California has a law on the books called the Ellis Act. Under the Ellis Act, landlords are allowed to sell their properties and exit the real estate market. A part of this law allows for the rental buildings to be sold and tenants evicted. The law was originally envisioned and enacted to ensure landlords with rent-controlled apartments weren’t forced to continue managing their properties should they desire to retire completely from the industry.
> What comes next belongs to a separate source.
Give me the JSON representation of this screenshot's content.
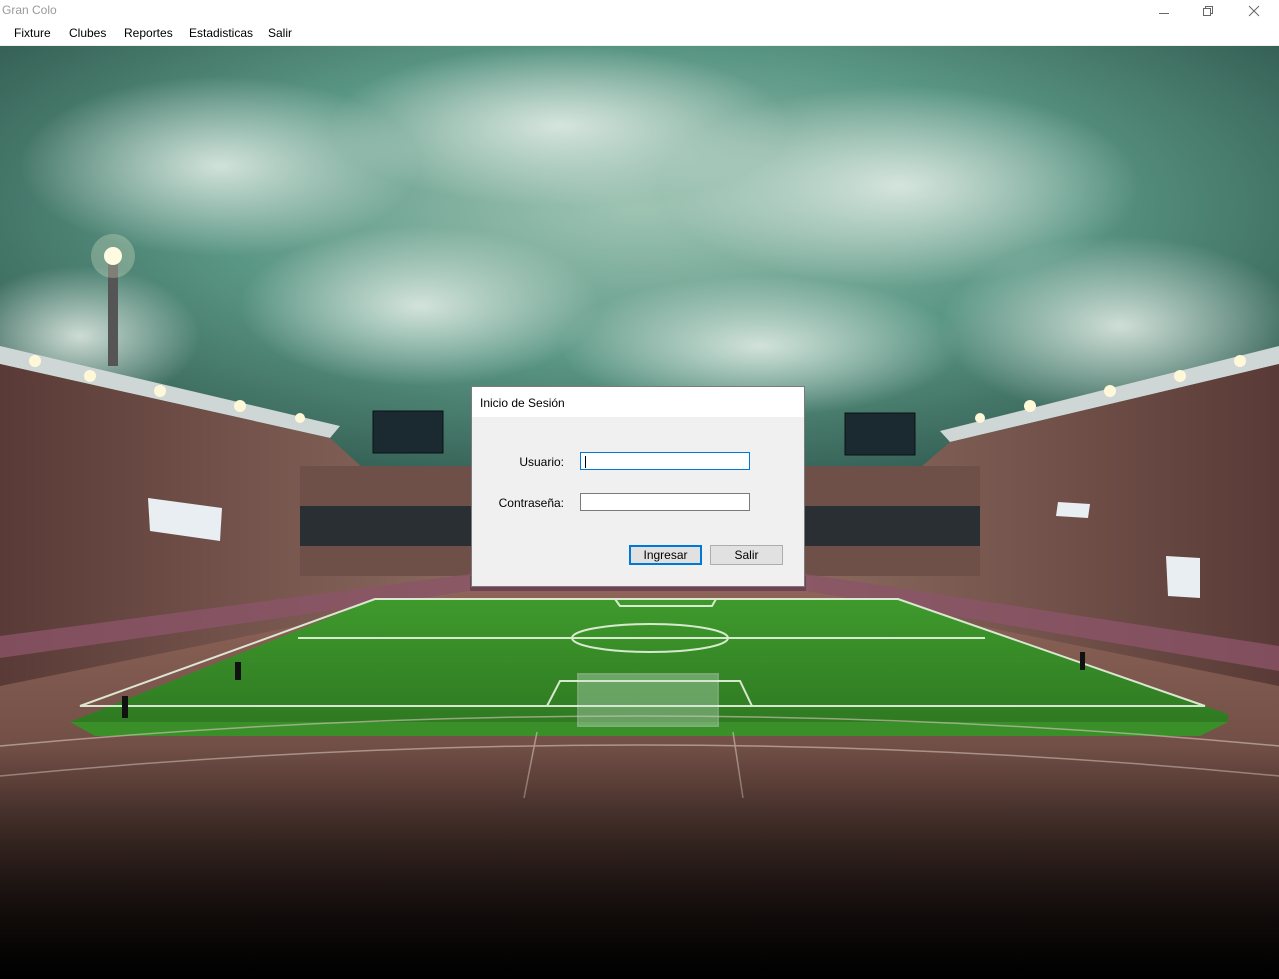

The law has a loophole, however, and speculators have found it. Essentially, landlords sell their buildings to companies that are specifically formed for the purpose of speculation. These new companies use the Ellis Act to evict tenants, then quickly remodel the units and and sell them off either as tenancies-in-common (similar to condominiums) or to firms that desire to own and rent the units for the long-term. Either way, the short-term company is then dissolved, the original tenants enjoying rent control have been removed, and the units can then be sold or rented at market value, which is often now much higher due to the boom in housing demand in rental prices. The scheme is working; evictions under the Ellis Act more than doubled last year from 2012, and half of these evictions were performed by companies that owned the buildings for less than a year. A majority of these evictions occur in traditionally low-income, immigrant areas of the city that have experienced gentrification since the tech housing boom started.

The South of Market district of San Francisco has long been an area where low-income immigrants lived. Because of gentrification and booming housing prices, however, low income tenants are being forced out of the area in record numbers.

The South of Market district of San Francisco has long been an area where low-income immigrants lived. Because of gentrification and booming housing prices, however, low income tenants are being forced out of the area in record numbers.

Now the city of San Francisco has formulated a plan to fight back. The city has put aside a pool of money, estimated to be over $3 million, to offer loans in order to help low-income tenants in apartment buildings with low, controlled rent band together to buy the buildings in which they live under co-op arrangements. The assistance comes with a stipulation that rent continues to stay low and controlled, that tenants remain in control of the buildings, and that no one be evicted as a result of the process. As the original loans are repaid at a modest interest, more and more money will become available to help tenants.

As this program just started, it is too soon to tell whether it will be successful. However, given the state of the housing market in San Francisco, it’s clear without some sort of immediate action, low income tenants (who are already being forced to exit the city in droves) will continue to be forced out of the city in increasing numbers, which among other issues may lead to labor shortages. Someone has to collect garbage and flip burgers, after all, and if that someone is paying extremely high rent or commuting long distances from outside the city, they will require higher and higher wages, meaning prices for everything in the city will rise.

Glenda DeVera is a 45-year-old Filipina immigrant who works part time as a home healthcare aide. She has shared the same one bedroom apartment with her 3 teenage and adult children for over 11 years. All three children attend school and work part time. She pays less than $800 in rent. As she told SFGate.com recently in an interview, “We cannot afford to move. Nowadays, it’s over $1,000. We’re all low-income people.”

CBS Evening News discussing the housing market in San Francisco: